Data about app and page elements:
■ ■ ■ ■ ■
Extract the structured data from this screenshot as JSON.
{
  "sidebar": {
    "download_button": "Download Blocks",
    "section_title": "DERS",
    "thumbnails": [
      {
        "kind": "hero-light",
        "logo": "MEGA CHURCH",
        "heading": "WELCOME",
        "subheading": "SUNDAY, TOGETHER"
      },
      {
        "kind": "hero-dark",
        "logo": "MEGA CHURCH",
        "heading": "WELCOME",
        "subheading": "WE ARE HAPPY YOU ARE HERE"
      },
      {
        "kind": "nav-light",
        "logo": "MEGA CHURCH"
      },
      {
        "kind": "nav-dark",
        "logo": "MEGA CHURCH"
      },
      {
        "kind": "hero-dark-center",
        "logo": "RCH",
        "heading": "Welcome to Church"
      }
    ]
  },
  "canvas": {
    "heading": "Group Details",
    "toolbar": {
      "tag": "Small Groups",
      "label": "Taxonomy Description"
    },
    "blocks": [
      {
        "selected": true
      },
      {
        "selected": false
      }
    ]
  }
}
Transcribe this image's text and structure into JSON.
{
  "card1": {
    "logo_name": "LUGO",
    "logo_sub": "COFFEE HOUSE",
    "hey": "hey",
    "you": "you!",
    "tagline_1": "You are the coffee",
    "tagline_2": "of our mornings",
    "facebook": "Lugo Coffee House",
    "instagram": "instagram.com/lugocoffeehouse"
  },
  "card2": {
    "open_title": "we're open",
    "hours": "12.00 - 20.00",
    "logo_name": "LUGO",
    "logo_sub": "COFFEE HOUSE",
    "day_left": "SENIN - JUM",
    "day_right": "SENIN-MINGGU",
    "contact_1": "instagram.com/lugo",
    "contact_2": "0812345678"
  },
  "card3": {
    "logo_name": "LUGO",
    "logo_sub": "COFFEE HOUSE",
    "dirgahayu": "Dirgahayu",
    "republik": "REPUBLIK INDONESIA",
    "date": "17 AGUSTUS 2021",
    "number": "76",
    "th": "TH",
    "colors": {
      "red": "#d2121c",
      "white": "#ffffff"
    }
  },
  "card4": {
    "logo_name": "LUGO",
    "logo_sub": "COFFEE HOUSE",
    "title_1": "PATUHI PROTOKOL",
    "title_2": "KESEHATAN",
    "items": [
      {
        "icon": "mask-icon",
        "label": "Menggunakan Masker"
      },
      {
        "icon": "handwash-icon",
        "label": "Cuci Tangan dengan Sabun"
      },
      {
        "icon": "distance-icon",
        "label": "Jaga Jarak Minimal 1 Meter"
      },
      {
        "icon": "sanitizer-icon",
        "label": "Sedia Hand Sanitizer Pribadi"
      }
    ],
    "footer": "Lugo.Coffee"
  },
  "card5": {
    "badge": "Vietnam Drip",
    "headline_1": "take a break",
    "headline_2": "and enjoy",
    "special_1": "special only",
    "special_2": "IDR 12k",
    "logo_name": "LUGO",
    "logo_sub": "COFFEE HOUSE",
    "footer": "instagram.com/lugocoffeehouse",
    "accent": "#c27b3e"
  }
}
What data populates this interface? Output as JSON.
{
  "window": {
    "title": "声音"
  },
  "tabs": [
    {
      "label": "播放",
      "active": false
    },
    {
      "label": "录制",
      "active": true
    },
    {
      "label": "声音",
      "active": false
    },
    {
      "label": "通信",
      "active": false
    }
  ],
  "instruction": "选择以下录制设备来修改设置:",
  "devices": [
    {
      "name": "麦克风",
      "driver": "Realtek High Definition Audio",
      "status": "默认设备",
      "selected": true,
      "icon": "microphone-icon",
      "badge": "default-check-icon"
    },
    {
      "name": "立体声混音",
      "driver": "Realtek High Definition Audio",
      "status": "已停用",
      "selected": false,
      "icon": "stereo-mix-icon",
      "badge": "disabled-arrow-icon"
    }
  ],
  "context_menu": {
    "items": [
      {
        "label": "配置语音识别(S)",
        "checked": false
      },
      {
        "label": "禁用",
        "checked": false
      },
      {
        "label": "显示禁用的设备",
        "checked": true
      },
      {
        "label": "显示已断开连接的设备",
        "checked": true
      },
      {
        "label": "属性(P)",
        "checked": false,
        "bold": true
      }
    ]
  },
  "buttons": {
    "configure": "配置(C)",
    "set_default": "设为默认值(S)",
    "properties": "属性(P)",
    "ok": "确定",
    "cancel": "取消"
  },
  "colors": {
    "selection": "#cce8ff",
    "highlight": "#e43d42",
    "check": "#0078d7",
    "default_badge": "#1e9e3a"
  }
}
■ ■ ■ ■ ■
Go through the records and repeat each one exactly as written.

# [Expected answer]
Extract the structured data from this screenshot as JSON.
{
  "sidebar": {
    "download_button": "Download Blocks",
    "section_title": "DERS",
    "thumbnails": [
      {
        "kind": "hero-light",
        "logo": "MEGA CHURCH",
        "heading": "WELCOME",
        "subheading": "SUNDAY, TOGETHER"
      },
      {
        "kind": "hero-dark",
        "logo": "MEGA CHURCH",
        "heading": "WELCOME",
        "subheading": "WE ARE HAPPY YOU ARE HERE"
      },
      {
        "kind": "nav-light",
        "logo": "MEGA CHURCH"
      },
      {
        "kind": "nav-dark",
        "logo": "MEGA CHURCH"
      },
      {
        "kind": "hero-dark-center",
        "logo": "RCH",
        "heading": "Welcome to Church"
      }
    ]
  },
  "canvas": {
    "heading": "Group Details",
    "toolbar": {
      "tag": "Small Groups",
      "label": "Taxonomy Description"
    },
    "blocks": [
      {
        "selected": true
      },
      {
        "selected": false
      }
    ]
  }
}
Transcribe this image's text and structure into JSON.
{
  "card1": {
    "logo_name": "LUGO",
    "logo_sub": "COFFEE HOUSE",
    "hey": "hey",
    "you": "you!",
    "tagline_1": "You are the coffee",
    "tagline_2": "of our mornings",
    "facebook": "Lugo Coffee House",
    "instagram": "instagram.com/lugocoffeehouse"
  },
  "card2": {
    "open_title": "we're open",
    "hours": "12.00 - 20.00",
    "logo_name": "LUGO",
    "logo_sub": "COFFEE HOUSE",
    "day_left": "SENIN - JUM",
    "day_right": "SENIN-MINGGU",
    "contact_1": "instagram.com/lugo",
    "contact_2": "0812345678"
  },
  "card3": {
    "logo_name": "LUGO",
    "logo_sub": "COFFEE HOUSE",
    "dirgahayu": "Dirgahayu",
    "republik": "REPUBLIK INDONESIA",
    "date": "17 AGUSTUS 2021",
    "number": "76",
    "th": "TH",
    "colors": {
      "red": "#d2121c",
      "white": "#ffffff"
    }
  },
  "card4": {
    "logo_name": "LUGO",
    "logo_sub": "COFFEE HOUSE",
    "title_1": "PATUHI PROTOKOL",
    "title_2": "KESEHATAN",
    "items": [
      {
        "icon": "mask-icon",
        "label": "Menggunakan Masker"
      },
      {
        "icon": "handwash-icon",
        "label": "Cuci Tangan dengan Sabun"
      },
      {
        "icon": "distance-icon",
        "label": "Jaga Jarak Minimal 1 Meter"
      },
      {
        "icon": "sanitizer-icon",
        "label": "Sedia Hand Sanitizer Pribadi"
      }
    ],
    "footer": "Lugo.Coffee"
  },
  "card5": {
    "badge": "Vietnam Drip",
    "headline_1": "take a break",
    "headline_2": "and enjoy",
    "special_1": "special only",
    "special_2": "IDR 12k",
    "logo_name": "LUGO",
    "logo_sub": "COFFEE HOUSE",
    "footer": "instagram.com/lugocoffeehouse",
    "accent": "#c27b3e"
  }
}
What data populates this interface? Output as JSON.
{
  "window": {
    "title": "声音"
  },
  "tabs": [
    {
      "label": "播放",
      "active": false
    },
    {
      "label": "录制",
      "active": true
    },
    {
      "label": "声音",
      "active": false
    },
    {
      "label": "通信",
      "active": false
    }
  ],
  "instruction": "选择以下录制设备来修改设置:",
  "devices": [
    {
      "name": "麦克风",
      "driver": "Realtek High Definition Audio",
      "status": "默认设备",
      "selected": true,
      "icon": "microphone-icon",
      "badge": "default-check-icon"
    },
    {
      "name": "立体声混音",
      "driver": "Realtek High Definition Audio",
      "status": "已停用",
      "selected": false,
      "icon": "stereo-mix-icon",
      "badge": "disabled-arrow-icon"
    }
  ],
  "context_menu": {
    "items": [
      {
        "label": "配置语音识别(S)",
        "checked": false
      },
      {
        "label": "禁用",
        "checked": false
      },
      {
        "label": "显示禁用的设备",
        "checked": true
      },
      {
        "label": "显示已断开连接的设备",
        "checked": true
      },
      {
        "label": "属性(P)",
        "checked": false,
        "bold": true
      }
    ]
  },
  "buttons": {
    "configure": "配置(C)",
    "set_default": "设为默认值(S)",
    "properties": "属性(P)",
    "ok": "确定",
    "cancel": "取消"
  },
  "colors": {
    "selection": "#cce8ff",
    "highlight": "#e43d42",
    "check": "#0078d7",
    "default_badge": "#1e9e3a"
  }
}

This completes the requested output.